|XKCD for Jan 20, 2014
It ruffled my feathers a bit; automation is a big part of what we do for clinical labs and I know, I can prove, that we leave processes faster, cheaper and better when we are done with them.
This is, in part, because we go easy on the "rethinking" part. We like business process engineering, the careful defining and describing the working parts of a process as though that process were a machine. Through careful description comes understanding.
We fear business process re-engineering, the long and tedious process in which MBAs and frustrated worker bees compete to imagine a perfect world which software people are then to summon from the ether.
We understand that the pieces interact and interconnect. We also understand that predicting how it will all shake out is a very low-percentage business so instead of trying to fix the entire process, we go after low-hanging fruit and iterate.

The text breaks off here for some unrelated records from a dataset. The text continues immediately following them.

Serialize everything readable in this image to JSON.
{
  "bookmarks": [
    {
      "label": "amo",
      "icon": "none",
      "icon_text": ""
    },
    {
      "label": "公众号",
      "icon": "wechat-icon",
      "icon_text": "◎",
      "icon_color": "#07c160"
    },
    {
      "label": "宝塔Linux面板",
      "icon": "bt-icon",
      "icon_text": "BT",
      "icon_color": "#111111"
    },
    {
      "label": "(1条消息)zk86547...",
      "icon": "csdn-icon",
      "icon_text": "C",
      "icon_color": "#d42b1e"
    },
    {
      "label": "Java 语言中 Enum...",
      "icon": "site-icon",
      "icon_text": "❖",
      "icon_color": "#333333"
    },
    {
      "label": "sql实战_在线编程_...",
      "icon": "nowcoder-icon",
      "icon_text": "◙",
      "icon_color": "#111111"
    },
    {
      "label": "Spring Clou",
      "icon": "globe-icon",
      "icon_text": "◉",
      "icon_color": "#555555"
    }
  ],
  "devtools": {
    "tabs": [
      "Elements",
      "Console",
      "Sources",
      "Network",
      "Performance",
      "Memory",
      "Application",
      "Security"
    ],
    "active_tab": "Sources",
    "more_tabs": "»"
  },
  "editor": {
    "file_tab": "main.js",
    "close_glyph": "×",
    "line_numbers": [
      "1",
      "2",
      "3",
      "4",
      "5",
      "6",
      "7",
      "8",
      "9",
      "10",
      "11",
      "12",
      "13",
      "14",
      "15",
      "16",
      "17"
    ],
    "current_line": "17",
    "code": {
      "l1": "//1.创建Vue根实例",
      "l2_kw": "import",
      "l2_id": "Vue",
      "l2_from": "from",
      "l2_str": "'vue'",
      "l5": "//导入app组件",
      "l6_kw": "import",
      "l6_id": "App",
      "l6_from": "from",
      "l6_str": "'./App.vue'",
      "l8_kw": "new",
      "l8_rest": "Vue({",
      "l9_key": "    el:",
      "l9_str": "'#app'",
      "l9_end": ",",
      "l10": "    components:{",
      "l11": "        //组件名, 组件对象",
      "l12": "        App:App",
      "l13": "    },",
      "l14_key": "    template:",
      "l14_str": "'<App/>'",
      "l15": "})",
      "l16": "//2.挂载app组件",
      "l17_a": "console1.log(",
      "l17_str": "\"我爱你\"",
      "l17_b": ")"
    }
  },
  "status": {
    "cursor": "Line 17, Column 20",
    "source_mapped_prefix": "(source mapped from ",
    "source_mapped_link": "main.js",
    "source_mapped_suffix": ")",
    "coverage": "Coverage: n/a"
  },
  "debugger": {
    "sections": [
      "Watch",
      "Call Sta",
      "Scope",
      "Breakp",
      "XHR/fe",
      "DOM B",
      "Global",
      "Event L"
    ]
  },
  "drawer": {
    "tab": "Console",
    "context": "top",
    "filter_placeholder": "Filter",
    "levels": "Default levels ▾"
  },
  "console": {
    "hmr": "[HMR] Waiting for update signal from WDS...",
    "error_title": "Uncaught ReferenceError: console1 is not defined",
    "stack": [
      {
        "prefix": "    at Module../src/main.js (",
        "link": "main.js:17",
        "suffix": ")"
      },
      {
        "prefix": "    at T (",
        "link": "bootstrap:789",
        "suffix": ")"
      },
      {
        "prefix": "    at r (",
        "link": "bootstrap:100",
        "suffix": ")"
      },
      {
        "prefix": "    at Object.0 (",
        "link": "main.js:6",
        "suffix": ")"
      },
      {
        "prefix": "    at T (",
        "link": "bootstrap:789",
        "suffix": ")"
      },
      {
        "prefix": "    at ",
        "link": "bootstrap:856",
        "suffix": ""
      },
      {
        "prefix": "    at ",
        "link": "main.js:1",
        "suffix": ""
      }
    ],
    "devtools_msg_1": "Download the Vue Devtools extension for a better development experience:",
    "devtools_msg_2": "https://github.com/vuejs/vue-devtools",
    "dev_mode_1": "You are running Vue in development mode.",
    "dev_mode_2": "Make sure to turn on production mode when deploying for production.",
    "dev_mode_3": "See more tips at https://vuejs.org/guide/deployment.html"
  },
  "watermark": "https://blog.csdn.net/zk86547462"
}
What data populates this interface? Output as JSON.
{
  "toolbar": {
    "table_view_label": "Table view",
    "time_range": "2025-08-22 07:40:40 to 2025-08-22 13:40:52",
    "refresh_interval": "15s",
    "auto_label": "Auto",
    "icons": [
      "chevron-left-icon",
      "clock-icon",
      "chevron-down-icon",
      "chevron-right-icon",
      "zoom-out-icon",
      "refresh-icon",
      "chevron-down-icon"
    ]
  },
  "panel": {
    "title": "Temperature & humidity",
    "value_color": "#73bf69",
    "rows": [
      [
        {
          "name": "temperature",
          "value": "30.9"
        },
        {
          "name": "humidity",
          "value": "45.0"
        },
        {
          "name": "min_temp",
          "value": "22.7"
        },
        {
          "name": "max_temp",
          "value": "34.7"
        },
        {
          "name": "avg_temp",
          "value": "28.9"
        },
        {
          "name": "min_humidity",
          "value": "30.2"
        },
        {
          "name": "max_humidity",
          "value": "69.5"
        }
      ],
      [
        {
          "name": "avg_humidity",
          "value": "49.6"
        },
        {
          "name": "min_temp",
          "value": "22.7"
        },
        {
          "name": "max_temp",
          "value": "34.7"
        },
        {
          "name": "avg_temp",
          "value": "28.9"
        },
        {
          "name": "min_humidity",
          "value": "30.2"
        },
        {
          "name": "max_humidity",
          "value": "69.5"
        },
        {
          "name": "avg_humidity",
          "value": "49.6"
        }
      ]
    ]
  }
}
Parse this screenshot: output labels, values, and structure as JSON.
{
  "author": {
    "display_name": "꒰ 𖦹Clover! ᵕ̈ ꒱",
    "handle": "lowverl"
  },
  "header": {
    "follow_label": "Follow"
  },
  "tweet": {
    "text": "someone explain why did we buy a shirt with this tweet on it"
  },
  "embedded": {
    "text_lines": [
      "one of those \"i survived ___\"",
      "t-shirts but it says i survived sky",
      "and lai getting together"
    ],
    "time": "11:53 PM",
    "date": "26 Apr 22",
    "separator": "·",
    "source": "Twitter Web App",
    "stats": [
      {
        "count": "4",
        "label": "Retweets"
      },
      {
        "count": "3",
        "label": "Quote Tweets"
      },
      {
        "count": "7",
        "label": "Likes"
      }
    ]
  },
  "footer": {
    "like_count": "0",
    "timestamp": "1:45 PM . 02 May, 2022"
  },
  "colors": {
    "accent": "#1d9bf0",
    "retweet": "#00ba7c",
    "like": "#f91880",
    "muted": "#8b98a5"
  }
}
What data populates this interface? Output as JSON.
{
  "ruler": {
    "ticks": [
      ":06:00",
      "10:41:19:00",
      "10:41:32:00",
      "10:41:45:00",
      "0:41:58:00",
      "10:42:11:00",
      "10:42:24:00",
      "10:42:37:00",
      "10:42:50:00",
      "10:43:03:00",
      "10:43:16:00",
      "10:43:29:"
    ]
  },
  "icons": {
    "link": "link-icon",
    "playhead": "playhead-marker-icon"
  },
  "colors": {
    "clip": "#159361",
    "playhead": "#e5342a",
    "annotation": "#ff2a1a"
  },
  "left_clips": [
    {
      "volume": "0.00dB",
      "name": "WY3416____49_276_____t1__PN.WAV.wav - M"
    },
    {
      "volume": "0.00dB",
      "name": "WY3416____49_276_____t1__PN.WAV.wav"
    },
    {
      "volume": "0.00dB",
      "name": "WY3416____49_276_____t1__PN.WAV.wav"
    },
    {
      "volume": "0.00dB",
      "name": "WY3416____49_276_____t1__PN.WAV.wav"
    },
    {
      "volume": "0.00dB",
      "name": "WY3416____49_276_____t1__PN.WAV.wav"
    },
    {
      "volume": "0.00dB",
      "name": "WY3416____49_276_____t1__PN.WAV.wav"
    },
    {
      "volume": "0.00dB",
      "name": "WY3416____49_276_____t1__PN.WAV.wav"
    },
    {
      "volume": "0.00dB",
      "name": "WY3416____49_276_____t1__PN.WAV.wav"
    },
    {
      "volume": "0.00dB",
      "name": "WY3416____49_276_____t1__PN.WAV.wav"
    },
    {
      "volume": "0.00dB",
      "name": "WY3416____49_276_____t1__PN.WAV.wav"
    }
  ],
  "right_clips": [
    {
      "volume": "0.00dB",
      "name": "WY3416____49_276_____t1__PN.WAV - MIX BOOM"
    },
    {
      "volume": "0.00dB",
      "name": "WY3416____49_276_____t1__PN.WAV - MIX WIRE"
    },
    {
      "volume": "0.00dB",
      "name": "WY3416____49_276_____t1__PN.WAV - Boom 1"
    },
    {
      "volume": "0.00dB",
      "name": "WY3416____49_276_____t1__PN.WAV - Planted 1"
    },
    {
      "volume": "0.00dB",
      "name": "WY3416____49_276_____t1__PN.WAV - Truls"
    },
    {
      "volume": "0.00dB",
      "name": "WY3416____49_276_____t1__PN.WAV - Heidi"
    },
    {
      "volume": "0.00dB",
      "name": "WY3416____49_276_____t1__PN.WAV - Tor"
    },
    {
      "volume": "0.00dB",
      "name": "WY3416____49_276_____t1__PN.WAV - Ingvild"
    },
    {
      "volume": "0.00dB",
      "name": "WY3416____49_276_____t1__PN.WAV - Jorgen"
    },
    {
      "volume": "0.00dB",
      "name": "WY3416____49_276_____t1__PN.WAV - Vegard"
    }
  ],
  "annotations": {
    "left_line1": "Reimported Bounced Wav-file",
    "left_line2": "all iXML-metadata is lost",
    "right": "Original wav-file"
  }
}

Billing wants paper from which to work? Fine, give them cheap, simple reports and print them. Once they believe in the reports, they may be open to a web page instead of printing. Once they trust the web page, they be willing to consider a data feed. Once they have the data feed, who needs all this damned paper?
"Please stop printing those reports, nobody looks at them any more" is how our successful automation gigs end. But we don't start with "you guys need to ditch the paper, this is the 21st century!"
The clinical lab was slow to embrace automated analyzers and autoverification, but embrace them they did. The greying of workforce and lack of new blood means that it is time to take the automation behind the bench.
We know that some IT "automation" made data entry and other tasks slower and harder, but please don't tar us all with the same brush: there are plenty of tasks the computer can do faster and better, so you can concentrate on the other stuff.